# [What the task requires]
Your reproduction of the entries should be exact and should contain no pictures.

|---|

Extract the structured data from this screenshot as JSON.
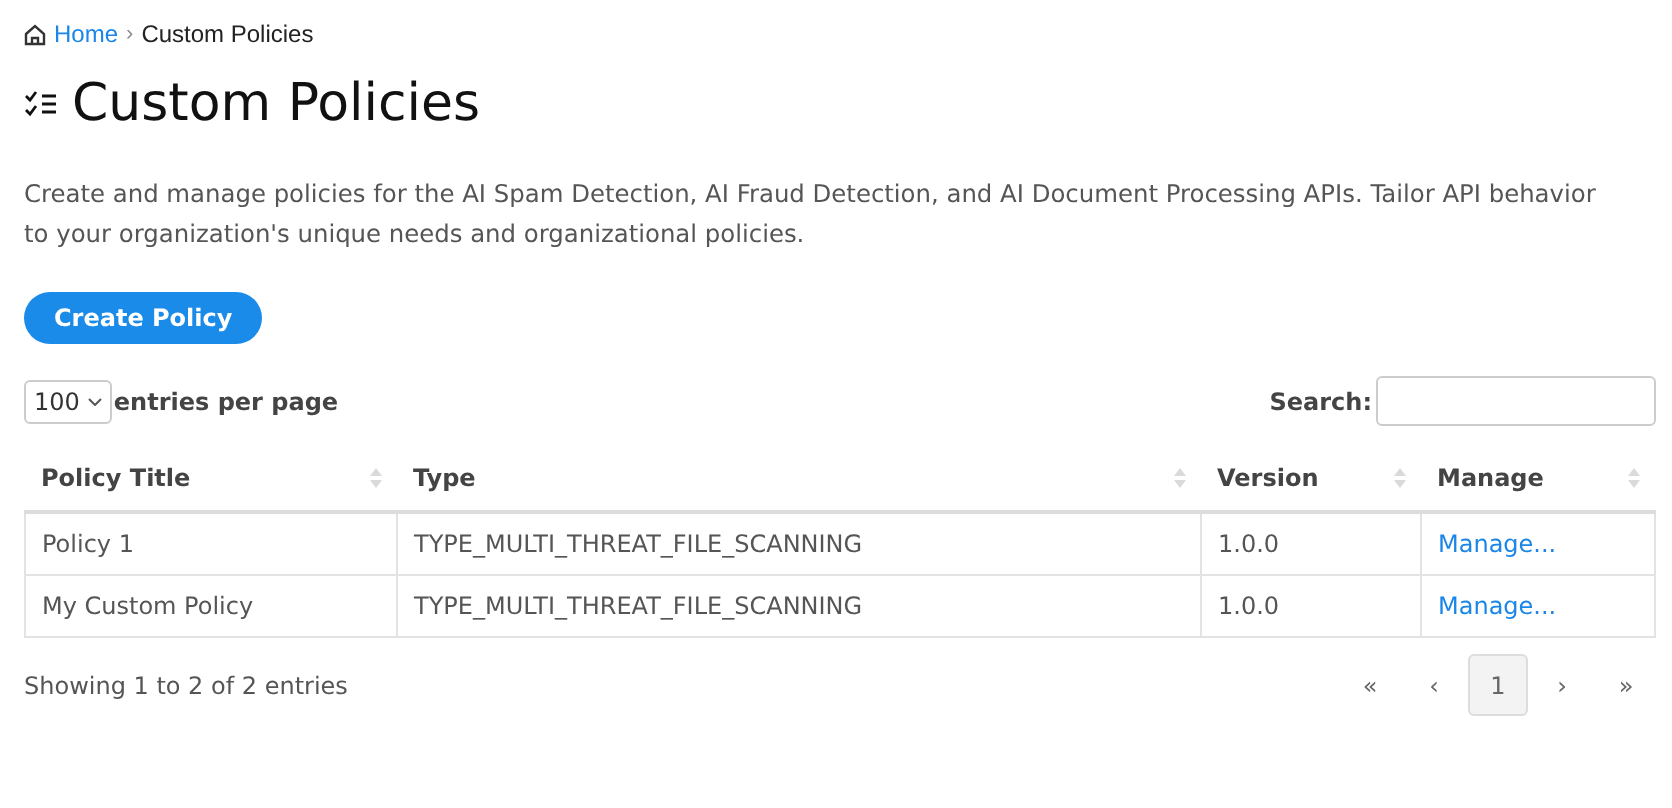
{
  "breadcrumb": {
    "items": [
      {
        "label": "Home",
        "kind": "link"
      },
      {
        "label": "Custom Policies",
        "kind": "current"
      }
    ],
    "separator": "›"
  },
  "title": "Custom Policies",
  "description": "Create and manage policies for the AI Spam Detection, AI Fraud Detection, and AI Document Processing APIs. Tailor API behavior to your organization's unique needs and organizational policies.",
  "create_button": "Create Policy",
  "page_size": {
    "value": "100",
    "label": "entries per page"
  },
  "search": {
    "label": "Search:"
  },
  "table": {
    "columns": [
      "Policy Title",
      "Type",
      "Version",
      "Manage"
    ],
    "rows": [
      {
        "cells": [
          "Policy 1",
          "TYPE_MULTI_THREAT_FILE_SCANNING",
          "1.0.0"
        ],
        "link": "Manage..."
      },
      {
        "cells": [
          "My Custom Policy",
          "TYPE_MULTI_THREAT_FILE_SCANNING",
          "1.0.0"
        ],
        "link": "Manage..."
      }
    ]
  },
  "info": "Showing 1 to 2 of 2 entries",
  "pagination": [
    {
      "label": "«",
      "selected": false
    },
    {
      "label": "‹",
      "selected": false
    },
    {
      "label": "1",
      "selected": true
    },
    {
      "label": "›",
      "selected": false
    },
    {
      "label": "»",
      "selected": false
    }
  ]
}
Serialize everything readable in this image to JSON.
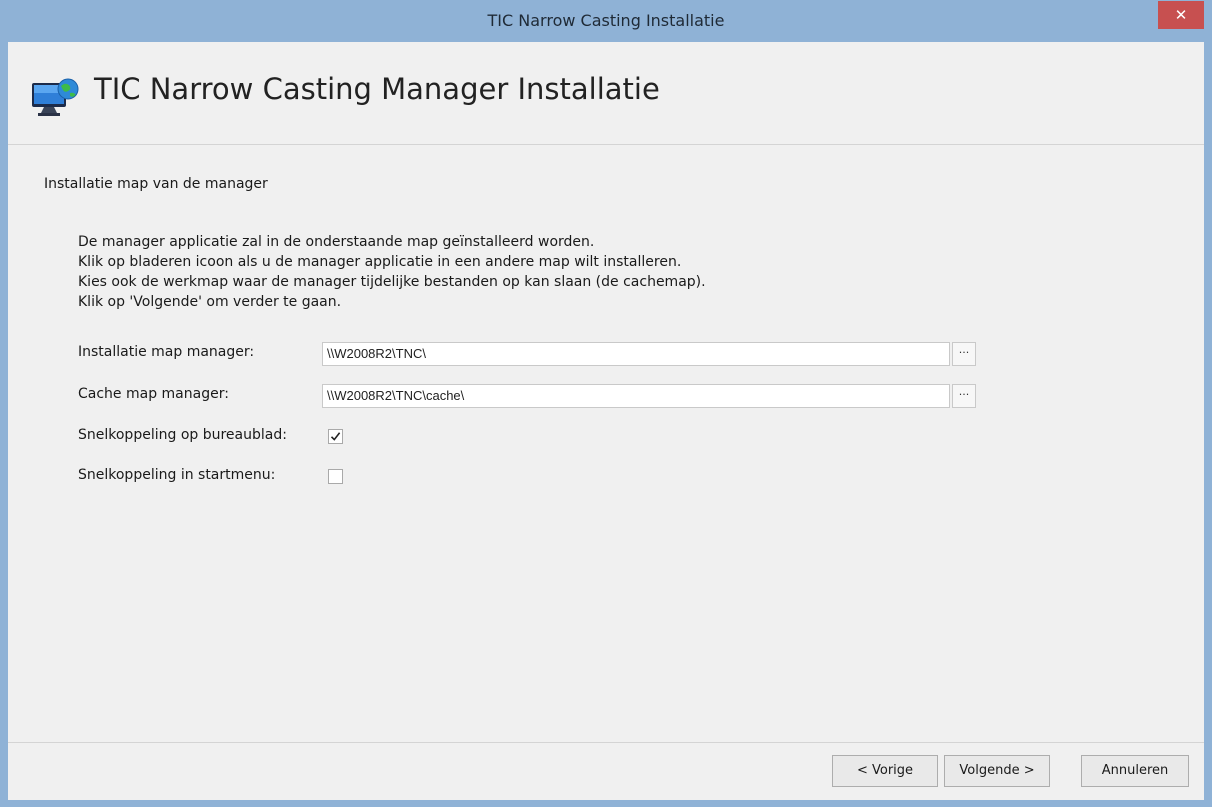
{
  "window": {
    "title": "TIC Narrow Casting Installatie",
    "close_glyph": "✕"
  },
  "header": {
    "icon": "monitor-globe-icon",
    "heading": "TIC Narrow Casting Manager Installatie"
  },
  "section": {
    "title": "Installatie map van de manager",
    "description_lines": [
      "De manager applicatie zal in de onderstaande map geïnstalleerd worden.",
      "Klik op bladeren icoon als u de manager applicatie in een andere map wilt installeren.",
      "Kies ook de werkmap waar de manager tijdelijke bestanden op kan slaan (de cachemap).",
      "Klik op 'Volgende' om verder te gaan."
    ]
  },
  "fields": {
    "install_dir": {
      "label": "Installatie map manager:",
      "value": "\\\\W2008R2\\TNC\\",
      "browse_label": "···"
    },
    "cache_dir": {
      "label": "Cache map manager:",
      "value": "\\\\W2008R2\\TNC\\cache\\",
      "browse_label": "···"
    },
    "desktop_shortcut": {
      "label": "Snelkoppeling op bureaublad:",
      "checked": true
    },
    "startmenu_shortcut": {
      "label": "Snelkoppeling in startmenu:",
      "checked": false
    }
  },
  "buttons": {
    "previous": "< Vorige",
    "next": "Volgende >",
    "cancel": "Annuleren"
  },
  "colors": {
    "titlebar": "#8fb2d6",
    "close_button": "#c75050",
    "client_background": "#f0f0f0"
  }
}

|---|

# [Expected answer]
Extract the structured data from this screenshot as JSON.
{
  "breadcrumb": {
    "items": [
      {
        "label": "Home",
        "kind": "link"
      },
      {
        "label": "Custom Policies",
        "kind": "current"
      }
    ],
    "separator": "›"
  },
  "title": "Custom Policies",
  "description": "Create and manage policies for the AI Spam Detection, AI Fraud Detection, and AI Document Processing APIs. Tailor API behavior to your organization's unique needs and organizational policies.",
  "create_button": "Create Policy",
  "page_size": {
    "value": "100",
    "label": "entries per page"
  },
  "search": {
    "label": "Search:"
  },
  "table": {
    "columns": [
      "Policy Title",
      "Type",
      "Version",
      "Manage"
    ],
    "rows": [
      {
        "cells": [
          "Policy 1",
          "TYPE_MULTI_THREAT_FILE_SCANNING",
          "1.0.0"
        ],
        "link": "Manage..."
      },
      {
        "cells": [
          "My Custom Policy",
          "TYPE_MULTI_THREAT_FILE_SCANNING",
          "1.0.0"
        ],
        "link": "Manage..."
      }
    ]
  },
  "info": "Showing 1 to 2 of 2 entries",
  "pagination": [
    {
      "label": "«",
      "selected": false
    },
    {
      "label": "‹",
      "selected": false
    },
    {
      "label": "1",
      "selected": true
    },
    {
      "label": "›",
      "selected": false
    },
    {
      "label": "»",
      "selected": false
    }
  ]
}
Serialize everything readable in this image to JSON.
{
  "window": {
    "title": "TIC Narrow Casting Installatie",
    "close_glyph": "✕"
  },
  "header": {
    "icon": "monitor-globe-icon",
    "heading": "TIC Narrow Casting Manager Installatie"
  },
  "section": {
    "title": "Installatie map van de manager",
    "description_lines": [
      "De manager applicatie zal in de onderstaande map geïnstalleerd worden.",
      "Klik op bladeren icoon als u de manager applicatie in een andere map wilt installeren.",
      "Kies ook de werkmap waar de manager tijdelijke bestanden op kan slaan (de cachemap).",
      "Klik op 'Volgende' om verder te gaan."
    ]
  },
  "fields": {
    "install_dir": {
      "label": "Installatie map manager:",
      "value": "\\\\W2008R2\\TNC\\",
      "browse_label": "···"
    },
    "cache_dir": {
      "label": "Cache map manager:",
      "value": "\\\\W2008R2\\TNC\\cache\\",
      "browse_label": "···"
    },
    "desktop_shortcut": {
      "label": "Snelkoppeling op bureaublad:",
      "checked": true
    },
    "startmenu_shortcut": {
      "label": "Snelkoppeling in startmenu:",
      "checked": false
    }
  },
  "buttons": {
    "previous": "< Vorige",
    "next": "Volgende >",
    "cancel": "Annuleren"
  },
  "colors": {
    "titlebar": "#8fb2d6",
    "close_button": "#c75050",
    "client_background": "#f0f0f0"
  }
}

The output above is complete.